▶ [Exercise objective] Among the lines below, which ones contain the word "SATA"? Copy every such line.

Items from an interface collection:

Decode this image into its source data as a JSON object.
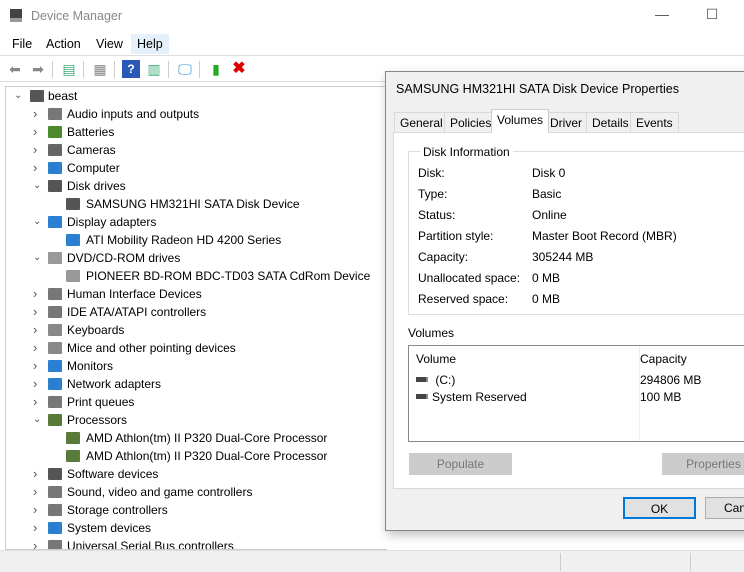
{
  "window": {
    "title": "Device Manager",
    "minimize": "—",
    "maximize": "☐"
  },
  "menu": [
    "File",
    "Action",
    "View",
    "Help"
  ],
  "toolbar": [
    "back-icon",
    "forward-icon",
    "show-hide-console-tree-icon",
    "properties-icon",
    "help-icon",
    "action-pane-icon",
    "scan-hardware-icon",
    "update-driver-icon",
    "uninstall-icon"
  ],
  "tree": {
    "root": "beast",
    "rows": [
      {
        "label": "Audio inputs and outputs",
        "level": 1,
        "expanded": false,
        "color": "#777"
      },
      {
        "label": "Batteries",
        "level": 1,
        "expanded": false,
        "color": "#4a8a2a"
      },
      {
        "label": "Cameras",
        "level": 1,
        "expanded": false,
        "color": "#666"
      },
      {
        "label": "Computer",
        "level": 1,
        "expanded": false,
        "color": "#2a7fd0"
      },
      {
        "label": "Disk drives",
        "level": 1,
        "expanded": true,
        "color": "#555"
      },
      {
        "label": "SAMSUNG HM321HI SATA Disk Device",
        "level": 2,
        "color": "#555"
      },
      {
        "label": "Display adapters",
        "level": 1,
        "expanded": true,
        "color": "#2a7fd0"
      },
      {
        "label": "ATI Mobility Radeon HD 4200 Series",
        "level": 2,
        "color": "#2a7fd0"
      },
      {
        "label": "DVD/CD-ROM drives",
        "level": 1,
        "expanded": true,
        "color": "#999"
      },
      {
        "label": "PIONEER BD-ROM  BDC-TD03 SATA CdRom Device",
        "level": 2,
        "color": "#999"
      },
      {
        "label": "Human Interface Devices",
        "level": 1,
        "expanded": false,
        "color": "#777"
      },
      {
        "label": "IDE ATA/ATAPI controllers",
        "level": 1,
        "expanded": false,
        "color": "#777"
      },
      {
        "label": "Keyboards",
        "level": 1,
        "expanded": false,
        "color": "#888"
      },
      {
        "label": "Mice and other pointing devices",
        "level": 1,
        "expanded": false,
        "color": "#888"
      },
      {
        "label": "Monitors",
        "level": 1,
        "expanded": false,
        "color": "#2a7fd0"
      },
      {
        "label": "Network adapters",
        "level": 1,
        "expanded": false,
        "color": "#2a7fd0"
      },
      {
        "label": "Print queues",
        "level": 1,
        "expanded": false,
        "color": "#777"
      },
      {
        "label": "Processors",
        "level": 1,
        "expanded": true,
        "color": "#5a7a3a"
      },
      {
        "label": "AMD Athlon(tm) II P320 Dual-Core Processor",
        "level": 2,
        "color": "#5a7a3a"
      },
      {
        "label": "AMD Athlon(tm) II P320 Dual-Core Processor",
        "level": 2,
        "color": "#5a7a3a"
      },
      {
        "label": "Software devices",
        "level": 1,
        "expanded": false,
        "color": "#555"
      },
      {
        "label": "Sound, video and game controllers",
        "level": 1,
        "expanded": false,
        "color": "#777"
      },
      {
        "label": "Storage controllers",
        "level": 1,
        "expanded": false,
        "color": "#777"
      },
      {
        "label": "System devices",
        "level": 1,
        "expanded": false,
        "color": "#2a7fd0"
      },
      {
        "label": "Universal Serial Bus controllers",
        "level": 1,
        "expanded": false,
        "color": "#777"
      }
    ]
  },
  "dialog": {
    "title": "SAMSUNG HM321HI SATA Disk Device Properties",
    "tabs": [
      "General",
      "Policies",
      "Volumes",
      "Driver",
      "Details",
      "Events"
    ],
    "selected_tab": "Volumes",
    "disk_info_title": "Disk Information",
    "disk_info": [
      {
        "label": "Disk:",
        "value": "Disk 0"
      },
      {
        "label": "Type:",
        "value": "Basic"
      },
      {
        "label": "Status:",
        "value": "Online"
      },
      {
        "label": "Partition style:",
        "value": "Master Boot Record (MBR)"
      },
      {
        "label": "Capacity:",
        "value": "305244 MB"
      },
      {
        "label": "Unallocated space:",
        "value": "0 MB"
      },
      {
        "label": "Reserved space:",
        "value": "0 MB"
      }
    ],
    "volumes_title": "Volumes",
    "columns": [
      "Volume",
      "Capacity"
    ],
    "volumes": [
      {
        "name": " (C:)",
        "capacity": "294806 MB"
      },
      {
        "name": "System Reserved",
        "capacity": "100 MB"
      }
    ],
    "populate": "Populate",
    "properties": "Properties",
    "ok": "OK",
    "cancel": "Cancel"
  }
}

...

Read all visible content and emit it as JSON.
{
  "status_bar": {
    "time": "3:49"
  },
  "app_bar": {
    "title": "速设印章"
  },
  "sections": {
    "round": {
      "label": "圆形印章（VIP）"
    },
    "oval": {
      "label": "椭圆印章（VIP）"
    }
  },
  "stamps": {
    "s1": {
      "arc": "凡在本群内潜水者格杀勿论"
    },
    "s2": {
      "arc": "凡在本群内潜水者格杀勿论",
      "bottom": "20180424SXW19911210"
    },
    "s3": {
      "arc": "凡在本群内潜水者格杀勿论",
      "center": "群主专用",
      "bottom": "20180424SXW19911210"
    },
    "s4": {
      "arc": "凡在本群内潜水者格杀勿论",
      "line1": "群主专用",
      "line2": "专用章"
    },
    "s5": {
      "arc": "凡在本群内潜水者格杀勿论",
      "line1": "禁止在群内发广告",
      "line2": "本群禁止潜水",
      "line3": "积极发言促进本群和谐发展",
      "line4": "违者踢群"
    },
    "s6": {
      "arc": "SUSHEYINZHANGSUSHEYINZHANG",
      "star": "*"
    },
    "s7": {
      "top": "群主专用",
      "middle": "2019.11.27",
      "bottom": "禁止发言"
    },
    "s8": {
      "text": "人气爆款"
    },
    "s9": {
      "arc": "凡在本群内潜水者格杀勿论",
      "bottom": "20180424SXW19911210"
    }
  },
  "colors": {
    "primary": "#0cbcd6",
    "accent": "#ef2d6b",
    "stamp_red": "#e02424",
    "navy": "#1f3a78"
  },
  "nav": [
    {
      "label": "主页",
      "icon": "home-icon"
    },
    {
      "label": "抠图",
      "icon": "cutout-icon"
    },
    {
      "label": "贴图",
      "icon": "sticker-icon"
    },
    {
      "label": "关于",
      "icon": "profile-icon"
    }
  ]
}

▶ [Exercise answer]
        "label": "SAMSUNG HM321HI SATA Disk Device",
        "label": "PIONEER BD-ROM  BDC-TD03 SATA CdRom Device",
    "title": "SAMSUNG HM321HI SATA Disk Device Properties",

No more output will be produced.